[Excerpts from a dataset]
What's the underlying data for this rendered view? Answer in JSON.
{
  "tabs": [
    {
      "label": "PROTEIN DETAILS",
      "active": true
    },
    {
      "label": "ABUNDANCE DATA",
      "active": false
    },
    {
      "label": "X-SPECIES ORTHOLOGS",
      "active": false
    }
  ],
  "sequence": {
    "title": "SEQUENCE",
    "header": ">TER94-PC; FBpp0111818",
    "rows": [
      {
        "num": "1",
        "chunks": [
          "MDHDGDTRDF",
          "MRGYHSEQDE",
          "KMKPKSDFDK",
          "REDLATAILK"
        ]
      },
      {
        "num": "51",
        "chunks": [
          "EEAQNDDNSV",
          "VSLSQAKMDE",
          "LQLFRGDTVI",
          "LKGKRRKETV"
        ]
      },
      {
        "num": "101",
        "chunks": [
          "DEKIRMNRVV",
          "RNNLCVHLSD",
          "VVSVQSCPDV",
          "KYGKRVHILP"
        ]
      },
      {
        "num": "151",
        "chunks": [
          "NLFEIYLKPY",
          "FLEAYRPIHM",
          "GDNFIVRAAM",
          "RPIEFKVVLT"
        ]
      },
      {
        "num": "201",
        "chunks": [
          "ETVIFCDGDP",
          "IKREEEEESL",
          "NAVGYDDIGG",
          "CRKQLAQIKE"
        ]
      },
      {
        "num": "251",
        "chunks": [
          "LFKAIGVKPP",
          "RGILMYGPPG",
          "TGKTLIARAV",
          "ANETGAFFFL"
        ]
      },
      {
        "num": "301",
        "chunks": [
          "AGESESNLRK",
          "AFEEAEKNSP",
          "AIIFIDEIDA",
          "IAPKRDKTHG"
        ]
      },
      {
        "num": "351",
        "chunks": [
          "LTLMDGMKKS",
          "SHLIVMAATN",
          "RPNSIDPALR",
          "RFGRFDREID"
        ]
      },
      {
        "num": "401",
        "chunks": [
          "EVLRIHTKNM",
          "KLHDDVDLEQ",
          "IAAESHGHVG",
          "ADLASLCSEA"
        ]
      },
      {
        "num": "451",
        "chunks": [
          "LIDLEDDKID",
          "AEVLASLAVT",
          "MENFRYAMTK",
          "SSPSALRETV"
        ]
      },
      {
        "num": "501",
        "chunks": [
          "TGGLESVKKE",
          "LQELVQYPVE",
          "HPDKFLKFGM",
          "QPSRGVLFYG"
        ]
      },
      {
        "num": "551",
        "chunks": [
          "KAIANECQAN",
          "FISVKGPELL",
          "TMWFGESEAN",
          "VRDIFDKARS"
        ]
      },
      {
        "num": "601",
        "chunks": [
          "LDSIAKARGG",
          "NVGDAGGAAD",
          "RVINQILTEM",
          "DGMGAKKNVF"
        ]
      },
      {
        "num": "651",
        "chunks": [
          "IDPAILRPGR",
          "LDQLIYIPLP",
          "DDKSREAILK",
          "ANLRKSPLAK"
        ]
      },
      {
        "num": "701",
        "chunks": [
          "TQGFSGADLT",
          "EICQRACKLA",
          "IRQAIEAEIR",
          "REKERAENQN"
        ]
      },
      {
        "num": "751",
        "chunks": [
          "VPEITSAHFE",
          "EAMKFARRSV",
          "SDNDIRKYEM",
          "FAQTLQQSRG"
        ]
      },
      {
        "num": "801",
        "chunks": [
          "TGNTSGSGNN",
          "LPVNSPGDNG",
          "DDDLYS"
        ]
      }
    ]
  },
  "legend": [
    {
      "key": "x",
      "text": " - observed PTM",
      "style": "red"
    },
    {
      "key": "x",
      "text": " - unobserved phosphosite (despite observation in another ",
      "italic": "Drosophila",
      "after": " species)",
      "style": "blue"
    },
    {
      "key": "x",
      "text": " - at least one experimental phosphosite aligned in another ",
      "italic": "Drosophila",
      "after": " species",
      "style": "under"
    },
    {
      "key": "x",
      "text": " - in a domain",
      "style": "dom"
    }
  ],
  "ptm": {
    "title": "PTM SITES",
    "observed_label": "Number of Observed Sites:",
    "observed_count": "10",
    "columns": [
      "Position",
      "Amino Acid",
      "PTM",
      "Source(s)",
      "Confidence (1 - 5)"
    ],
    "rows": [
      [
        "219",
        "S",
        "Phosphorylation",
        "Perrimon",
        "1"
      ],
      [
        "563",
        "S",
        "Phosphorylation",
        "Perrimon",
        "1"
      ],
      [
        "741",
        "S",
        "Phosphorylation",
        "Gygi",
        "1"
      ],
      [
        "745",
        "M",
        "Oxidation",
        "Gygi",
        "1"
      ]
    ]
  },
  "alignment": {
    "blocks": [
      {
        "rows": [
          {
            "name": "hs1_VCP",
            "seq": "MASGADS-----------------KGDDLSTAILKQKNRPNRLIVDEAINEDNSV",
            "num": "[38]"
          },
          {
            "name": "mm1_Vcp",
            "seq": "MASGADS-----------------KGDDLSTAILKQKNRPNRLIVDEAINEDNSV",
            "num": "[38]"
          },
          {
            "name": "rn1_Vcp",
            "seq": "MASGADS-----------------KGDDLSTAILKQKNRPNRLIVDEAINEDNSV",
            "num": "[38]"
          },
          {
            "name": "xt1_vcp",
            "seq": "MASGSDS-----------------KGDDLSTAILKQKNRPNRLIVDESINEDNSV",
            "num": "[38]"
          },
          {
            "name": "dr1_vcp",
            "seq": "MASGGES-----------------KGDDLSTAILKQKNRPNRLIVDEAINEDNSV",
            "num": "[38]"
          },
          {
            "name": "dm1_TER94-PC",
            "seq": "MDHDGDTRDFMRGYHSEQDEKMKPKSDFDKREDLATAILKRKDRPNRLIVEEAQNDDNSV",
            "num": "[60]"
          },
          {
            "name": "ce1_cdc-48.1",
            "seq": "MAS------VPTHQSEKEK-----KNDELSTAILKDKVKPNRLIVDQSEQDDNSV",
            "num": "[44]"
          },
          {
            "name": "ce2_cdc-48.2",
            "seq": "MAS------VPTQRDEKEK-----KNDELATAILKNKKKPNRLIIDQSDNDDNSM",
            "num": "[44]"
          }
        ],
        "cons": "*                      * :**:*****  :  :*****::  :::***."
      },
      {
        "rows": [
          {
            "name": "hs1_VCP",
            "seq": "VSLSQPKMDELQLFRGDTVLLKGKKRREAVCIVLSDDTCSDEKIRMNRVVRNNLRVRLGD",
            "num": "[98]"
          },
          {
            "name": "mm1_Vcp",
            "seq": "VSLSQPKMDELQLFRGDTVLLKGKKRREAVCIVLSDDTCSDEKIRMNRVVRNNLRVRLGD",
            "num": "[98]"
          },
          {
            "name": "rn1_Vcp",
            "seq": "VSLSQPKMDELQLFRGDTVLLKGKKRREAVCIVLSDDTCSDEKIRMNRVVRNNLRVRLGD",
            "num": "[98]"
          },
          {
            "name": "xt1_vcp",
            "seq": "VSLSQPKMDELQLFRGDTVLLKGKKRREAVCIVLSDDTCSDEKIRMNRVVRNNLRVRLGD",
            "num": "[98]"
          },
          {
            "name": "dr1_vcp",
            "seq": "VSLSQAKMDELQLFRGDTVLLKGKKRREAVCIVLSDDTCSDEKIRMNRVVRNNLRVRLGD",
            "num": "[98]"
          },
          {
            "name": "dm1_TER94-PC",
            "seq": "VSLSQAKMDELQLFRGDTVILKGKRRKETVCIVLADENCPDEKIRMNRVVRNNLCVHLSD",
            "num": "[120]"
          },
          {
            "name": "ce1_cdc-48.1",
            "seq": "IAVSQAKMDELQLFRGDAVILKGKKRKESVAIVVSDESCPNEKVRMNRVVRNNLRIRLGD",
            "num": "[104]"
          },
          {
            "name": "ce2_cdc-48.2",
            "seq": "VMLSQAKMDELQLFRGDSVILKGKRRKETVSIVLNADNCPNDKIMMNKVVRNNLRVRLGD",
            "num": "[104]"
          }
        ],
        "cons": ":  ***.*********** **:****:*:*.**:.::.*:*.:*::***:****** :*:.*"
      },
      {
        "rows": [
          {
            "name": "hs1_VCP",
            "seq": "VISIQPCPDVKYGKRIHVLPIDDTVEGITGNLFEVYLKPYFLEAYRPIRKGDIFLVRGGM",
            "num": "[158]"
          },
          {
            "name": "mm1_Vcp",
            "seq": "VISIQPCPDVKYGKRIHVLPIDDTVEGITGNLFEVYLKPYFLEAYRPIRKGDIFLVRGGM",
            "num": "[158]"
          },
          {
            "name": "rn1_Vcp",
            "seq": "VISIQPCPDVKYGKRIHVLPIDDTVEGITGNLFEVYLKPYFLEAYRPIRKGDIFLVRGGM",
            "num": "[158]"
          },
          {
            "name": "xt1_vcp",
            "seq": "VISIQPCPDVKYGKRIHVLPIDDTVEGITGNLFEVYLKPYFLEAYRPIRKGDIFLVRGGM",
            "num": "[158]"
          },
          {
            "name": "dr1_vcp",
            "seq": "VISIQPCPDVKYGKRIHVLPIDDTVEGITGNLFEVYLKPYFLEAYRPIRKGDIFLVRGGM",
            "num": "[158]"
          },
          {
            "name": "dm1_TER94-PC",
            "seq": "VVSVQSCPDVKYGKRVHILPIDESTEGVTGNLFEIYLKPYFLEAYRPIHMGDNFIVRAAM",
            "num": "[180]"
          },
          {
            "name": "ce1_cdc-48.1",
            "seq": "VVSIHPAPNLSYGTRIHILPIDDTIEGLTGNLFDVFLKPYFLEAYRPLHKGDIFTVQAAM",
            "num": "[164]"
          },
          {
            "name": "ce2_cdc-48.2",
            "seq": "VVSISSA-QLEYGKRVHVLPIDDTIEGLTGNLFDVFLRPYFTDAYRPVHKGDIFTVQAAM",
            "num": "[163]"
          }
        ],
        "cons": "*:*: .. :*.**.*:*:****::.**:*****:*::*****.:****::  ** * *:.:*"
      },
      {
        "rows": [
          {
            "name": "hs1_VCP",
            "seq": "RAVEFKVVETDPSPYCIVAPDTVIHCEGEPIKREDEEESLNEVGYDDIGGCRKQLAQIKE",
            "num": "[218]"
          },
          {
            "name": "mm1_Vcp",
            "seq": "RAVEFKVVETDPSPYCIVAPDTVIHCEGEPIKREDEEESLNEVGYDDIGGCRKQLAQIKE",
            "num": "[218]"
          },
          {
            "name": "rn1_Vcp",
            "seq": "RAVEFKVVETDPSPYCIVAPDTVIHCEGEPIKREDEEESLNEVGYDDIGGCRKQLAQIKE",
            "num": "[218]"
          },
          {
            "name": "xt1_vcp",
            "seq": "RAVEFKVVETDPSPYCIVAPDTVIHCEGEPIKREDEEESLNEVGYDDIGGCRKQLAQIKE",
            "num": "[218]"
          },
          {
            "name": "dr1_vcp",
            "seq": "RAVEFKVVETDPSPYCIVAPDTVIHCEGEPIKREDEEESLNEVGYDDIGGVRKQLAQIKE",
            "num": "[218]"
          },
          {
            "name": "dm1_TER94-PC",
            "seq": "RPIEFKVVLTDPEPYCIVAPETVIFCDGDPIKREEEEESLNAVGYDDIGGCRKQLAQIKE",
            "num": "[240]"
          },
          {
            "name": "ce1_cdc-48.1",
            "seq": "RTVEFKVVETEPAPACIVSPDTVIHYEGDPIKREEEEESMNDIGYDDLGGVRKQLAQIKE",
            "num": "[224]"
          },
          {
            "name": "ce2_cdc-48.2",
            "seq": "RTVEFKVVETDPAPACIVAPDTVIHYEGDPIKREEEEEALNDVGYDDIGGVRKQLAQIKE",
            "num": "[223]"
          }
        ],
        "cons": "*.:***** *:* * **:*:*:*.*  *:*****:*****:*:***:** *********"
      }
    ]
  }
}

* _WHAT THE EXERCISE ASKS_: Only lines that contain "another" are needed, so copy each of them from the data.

* _WRITTEN RESPONSE_:
      "text": " - unobserved phosphosite (despite observation in another ",
      "text": " - at least one experimental phosphosite aligned in another ",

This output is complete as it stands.